▸ PROMPT: Restate the entries below word for word, omitting nothing.

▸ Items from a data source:
────────

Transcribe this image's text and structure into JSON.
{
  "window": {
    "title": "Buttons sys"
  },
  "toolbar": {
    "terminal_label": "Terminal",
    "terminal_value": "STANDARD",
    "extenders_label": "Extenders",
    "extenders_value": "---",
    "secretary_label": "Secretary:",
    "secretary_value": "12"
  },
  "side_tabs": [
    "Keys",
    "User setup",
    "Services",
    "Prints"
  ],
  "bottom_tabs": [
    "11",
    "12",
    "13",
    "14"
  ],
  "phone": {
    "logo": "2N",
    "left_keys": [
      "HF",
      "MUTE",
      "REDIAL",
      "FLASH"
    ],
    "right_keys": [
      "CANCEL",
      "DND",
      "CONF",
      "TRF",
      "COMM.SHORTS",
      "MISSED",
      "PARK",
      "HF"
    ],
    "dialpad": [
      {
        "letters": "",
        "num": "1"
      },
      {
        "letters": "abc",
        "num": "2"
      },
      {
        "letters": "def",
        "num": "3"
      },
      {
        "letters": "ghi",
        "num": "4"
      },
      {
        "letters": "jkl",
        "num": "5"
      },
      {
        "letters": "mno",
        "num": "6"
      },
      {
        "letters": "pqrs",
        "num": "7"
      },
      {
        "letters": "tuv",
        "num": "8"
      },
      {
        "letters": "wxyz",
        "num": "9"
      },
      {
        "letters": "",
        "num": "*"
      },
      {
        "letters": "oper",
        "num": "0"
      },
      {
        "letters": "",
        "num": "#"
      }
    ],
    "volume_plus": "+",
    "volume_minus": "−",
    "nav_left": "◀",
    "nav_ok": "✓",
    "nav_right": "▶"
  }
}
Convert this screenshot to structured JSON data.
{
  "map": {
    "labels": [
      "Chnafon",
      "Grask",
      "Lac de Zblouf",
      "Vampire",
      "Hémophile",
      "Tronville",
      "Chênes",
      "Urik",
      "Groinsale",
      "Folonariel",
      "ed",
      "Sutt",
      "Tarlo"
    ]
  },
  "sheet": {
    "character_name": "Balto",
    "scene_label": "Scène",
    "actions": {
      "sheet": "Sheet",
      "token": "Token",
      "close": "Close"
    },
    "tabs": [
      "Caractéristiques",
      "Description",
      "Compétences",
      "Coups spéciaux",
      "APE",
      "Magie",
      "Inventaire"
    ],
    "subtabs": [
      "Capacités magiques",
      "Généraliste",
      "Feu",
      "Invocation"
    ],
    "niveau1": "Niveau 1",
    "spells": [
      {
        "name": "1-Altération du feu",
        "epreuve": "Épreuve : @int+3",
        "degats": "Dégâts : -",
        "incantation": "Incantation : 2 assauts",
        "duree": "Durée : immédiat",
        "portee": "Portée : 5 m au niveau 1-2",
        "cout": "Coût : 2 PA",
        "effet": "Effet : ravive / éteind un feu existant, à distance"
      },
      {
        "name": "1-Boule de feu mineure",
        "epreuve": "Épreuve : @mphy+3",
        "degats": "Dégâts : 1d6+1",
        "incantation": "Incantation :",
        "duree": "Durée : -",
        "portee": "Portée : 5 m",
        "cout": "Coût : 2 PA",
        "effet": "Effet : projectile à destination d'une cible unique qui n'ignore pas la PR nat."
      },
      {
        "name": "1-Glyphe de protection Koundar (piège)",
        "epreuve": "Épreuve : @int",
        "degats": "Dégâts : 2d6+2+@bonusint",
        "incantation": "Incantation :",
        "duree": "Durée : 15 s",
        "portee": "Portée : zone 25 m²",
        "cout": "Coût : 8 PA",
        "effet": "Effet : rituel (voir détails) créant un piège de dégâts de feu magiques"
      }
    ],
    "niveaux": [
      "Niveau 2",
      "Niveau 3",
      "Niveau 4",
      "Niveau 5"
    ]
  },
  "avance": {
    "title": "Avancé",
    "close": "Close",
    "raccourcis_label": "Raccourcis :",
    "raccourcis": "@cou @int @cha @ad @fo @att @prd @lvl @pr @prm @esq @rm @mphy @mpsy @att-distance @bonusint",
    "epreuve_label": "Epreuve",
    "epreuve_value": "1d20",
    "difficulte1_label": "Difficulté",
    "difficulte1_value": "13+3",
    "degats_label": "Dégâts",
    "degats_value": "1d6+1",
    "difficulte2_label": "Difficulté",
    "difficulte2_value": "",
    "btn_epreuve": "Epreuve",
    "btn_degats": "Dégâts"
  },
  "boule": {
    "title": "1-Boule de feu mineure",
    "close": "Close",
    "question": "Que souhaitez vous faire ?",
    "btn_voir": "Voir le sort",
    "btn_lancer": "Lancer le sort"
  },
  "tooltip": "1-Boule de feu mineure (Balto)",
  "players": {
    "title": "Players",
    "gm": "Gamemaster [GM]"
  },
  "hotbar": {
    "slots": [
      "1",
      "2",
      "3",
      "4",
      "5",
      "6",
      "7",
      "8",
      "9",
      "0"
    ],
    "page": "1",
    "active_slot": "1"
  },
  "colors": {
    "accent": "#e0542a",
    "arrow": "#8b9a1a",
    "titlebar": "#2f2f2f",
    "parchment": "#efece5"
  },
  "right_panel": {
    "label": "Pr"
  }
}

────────

▸ SOLUTION FOR THIS TASK:
Transcribe this image's text and structure into JSON.
{
  "window": {
    "title": "Buttons sys"
  },
  "toolbar": {
    "terminal_label": "Terminal",
    "terminal_value": "STANDARD",
    "extenders_label": "Extenders",
    "extenders_value": "---",
    "secretary_label": "Secretary:",
    "secretary_value": "12"
  },
  "side_tabs": [
    "Keys",
    "User setup",
    "Services",
    "Prints"
  ],
  "bottom_tabs": [
    "11",
    "12",
    "13",
    "14"
  ],
  "phone": {
    "logo": "2N",
    "left_keys": [
      "HF",
      "MUTE",
      "REDIAL",
      "FLASH"
    ],
    "right_keys": [
      "CANCEL",
      "DND",
      "CONF",
      "TRF",
      "COMM.SHORTS",
      "MISSED",
      "PARK",
      "HF"
    ],
    "dialpad": [
      {
        "letters": "",
        "num": "1"
      },
      {
        "letters": "abc",
        "num": "2"
      },
      {
        "letters": "def",
        "num": "3"
      },
      {
        "letters": "ghi",
        "num": "4"
      },
      {
        "letters": "jkl",
        "num": "5"
      },
      {
        "letters": "mno",
        "num": "6"
      },
      {
        "letters": "pqrs",
        "num": "7"
      },
      {
        "letters": "tuv",
        "num": "8"
      },
      {
        "letters": "wxyz",
        "num": "9"
      },
      {
        "letters": "",
        "num": "*"
      },
      {
        "letters": "oper",
        "num": "0"
      },
      {
        "letters": "",
        "num": "#"
      }
    ],
    "volume_plus": "+",
    "volume_minus": "−",
    "nav_left": "◀",
    "nav_ok": "✓",
    "nav_right": "▶"
  }
}
Convert this screenshot to structured JSON data.
{
  "map": {
    "labels": [
      "Chnafon",
      "Grask",
      "Lac de Zblouf",
      "Vampire",
      "Hémophile",
      "Tronville",
      "Chênes",
      "Urik",
      "Groinsale",
      "Folonariel",
      "ed",
      "Sutt",
      "Tarlo"
    ]
  },
  "sheet": {
    "character_name": "Balto",
    "scene_label": "Scène",
    "actions": {
      "sheet": "Sheet",
      "token": "Token",
      "close": "Close"
    },
    "tabs": [
      "Caractéristiques",
      "Description",
      "Compétences",
      "Coups spéciaux",
      "APE",
      "Magie",
      "Inventaire"
    ],
    "subtabs": [
      "Capacités magiques",
      "Généraliste",
      "Feu",
      "Invocation"
    ],
    "niveau1": "Niveau 1",
    "spells": [
      {
        "name": "1-Altération du feu",
        "epreuve": "Épreuve : @int+3",
        "degats": "Dégâts : -",
        "incantation": "Incantation : 2 assauts",
        "duree": "Durée : immédiat",
        "portee": "Portée : 5 m au niveau 1-2",
        "cout": "Coût : 2 PA",
        "effet": "Effet : ravive / éteind un feu existant, à distance"
      },
      {
        "name": "1-Boule de feu mineure",
        "epreuve": "Épreuve : @mphy+3",
        "degats": "Dégâts : 1d6+1",
        "incantation": "Incantation :",
        "duree": "Durée : -",
        "portee": "Portée : 5 m",
        "cout": "Coût : 2 PA",
        "effet": "Effet : projectile à destination d'une cible unique qui n'ignore pas la PR nat."
      },
      {
        "name": "1-Glyphe de protection Koundar (piège)",
        "epreuve": "Épreuve : @int",
        "degats": "Dégâts : 2d6+2+@bonusint",
        "incantation": "Incantation :",
        "duree": "Durée : 15 s",
        "portee": "Portée : zone 25 m²",
        "cout": "Coût : 8 PA",
        "effet": "Effet : rituel (voir détails) créant un piège de dégâts de feu magiques"
      }
    ],
    "niveaux": [
      "Niveau 2",
      "Niveau 3",
      "Niveau 4",
      "Niveau 5"
    ]
  },
  "avance": {
    "title": "Avancé",
    "close": "Close",
    "raccourcis_label": "Raccourcis :",
    "raccourcis": "@cou @int @cha @ad @fo @att @prd @lvl @pr @prm @esq @rm @mphy @mpsy @att-distance @bonusint",
    "epreuve_label": "Epreuve",
    "epreuve_value": "1d20",
    "difficulte1_label": "Difficulté",
    "difficulte1_value": "13+3",
    "degats_label": "Dégâts",
    "degats_value": "1d6+1",
    "difficulte2_label": "Difficulté",
    "difficulte2_value": "",
    "btn_epreuve": "Epreuve",
    "btn_degats": "Dégâts"
  },
  "boule": {
    "title": "1-Boule de feu mineure",
    "close": "Close",
    "question": "Que souhaitez vous faire ?",
    "btn_voir": "Voir le sort",
    "btn_lancer": "Lancer le sort"
  },
  "tooltip": "1-Boule de feu mineure (Balto)",
  "players": {
    "title": "Players",
    "gm": "Gamemaster [GM]"
  },
  "hotbar": {
    "slots": [
      "1",
      "2",
      "3",
      "4",
      "5",
      "6",
      "7",
      "8",
      "9",
      "0"
    ],
    "page": "1",
    "active_slot": "1"
  },
  "colors": {
    "accent": "#e0542a",
    "arrow": "#8b9a1a",
    "titlebar": "#2f2f2f",
    "parchment": "#efece5"
  },
  "right_panel": {
    "label": "Pr"
  }
}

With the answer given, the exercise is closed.